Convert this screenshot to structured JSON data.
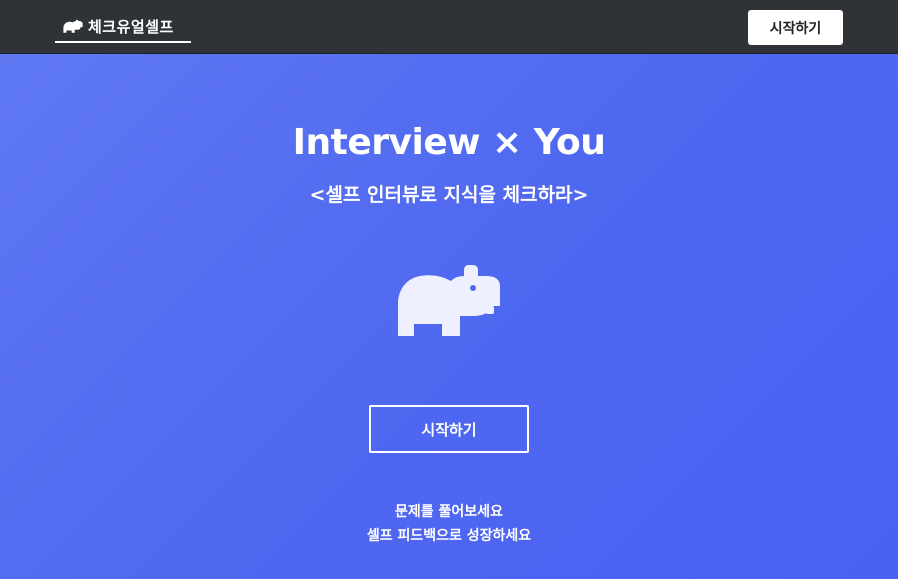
{
  "navbar": {
    "brand_label": "체크유얼셀프",
    "brand_icon": "hippo-icon",
    "start_button_label": "시작하기"
  },
  "hero": {
    "title": "Interview × You",
    "subtitle": "<셀프 인터뷰로 지식을 체크하라>",
    "mascot_icon": "hippo-icon",
    "start_button_label": "시작하기",
    "tagline_line1": "문제를 풀어보세요",
    "tagline_line2": "셀프 피드백으로 성장하세요"
  },
  "colors": {
    "navbar_bg": "#2f3338",
    "hero_gradient_start": "#5f78f2",
    "hero_gradient_end": "#4a60f2",
    "mascot_fill": "#eef0ff"
  }
}
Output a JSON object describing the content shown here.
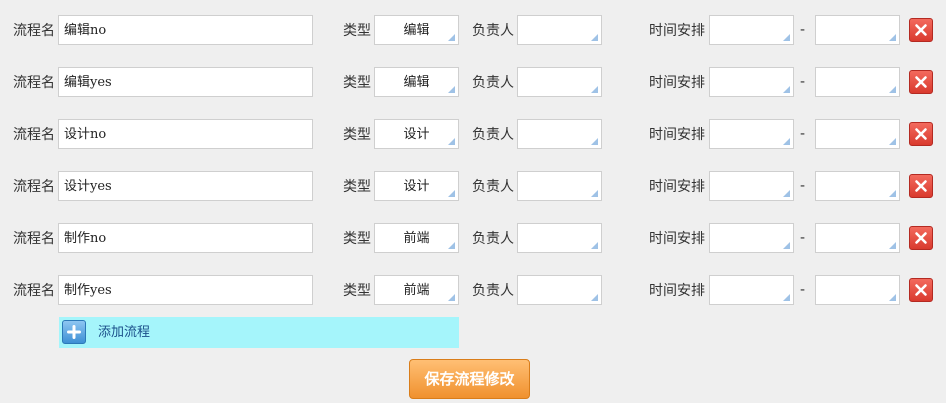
{
  "labels": {
    "name": "流程名",
    "type": "类型",
    "owner": "负责人",
    "schedule": "时间安排",
    "range_sep": "-"
  },
  "rows": [
    {
      "name": "编辑no",
      "type": "编辑",
      "owner": "",
      "start": "",
      "end": ""
    },
    {
      "name": "编辑yes",
      "type": "编辑",
      "owner": "",
      "start": "",
      "end": ""
    },
    {
      "name": "设计no",
      "type": "设计",
      "owner": "",
      "start": "",
      "end": ""
    },
    {
      "name": "设计yes",
      "type": "设计",
      "owner": "",
      "start": "",
      "end": ""
    },
    {
      "name": "制作no",
      "type": "前端",
      "owner": "",
      "start": "",
      "end": ""
    },
    {
      "name": "制作yes",
      "type": "前端",
      "owner": "",
      "start": "",
      "end": ""
    }
  ],
  "add_flow_label": "添加流程",
  "save_label": "保存流程修改",
  "colors": {
    "background": "#efefef",
    "add_bar": "#a5f5fb",
    "delete": "#e04a3e",
    "save": "#f5a04b",
    "corner_mark": "#9fc2e6"
  },
  "icons": {
    "delete": "close-icon",
    "add": "plus-icon",
    "field_corner": "resize-corner-icon"
  }
}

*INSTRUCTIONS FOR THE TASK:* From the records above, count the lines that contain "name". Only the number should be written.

*THE ANSWER:* 7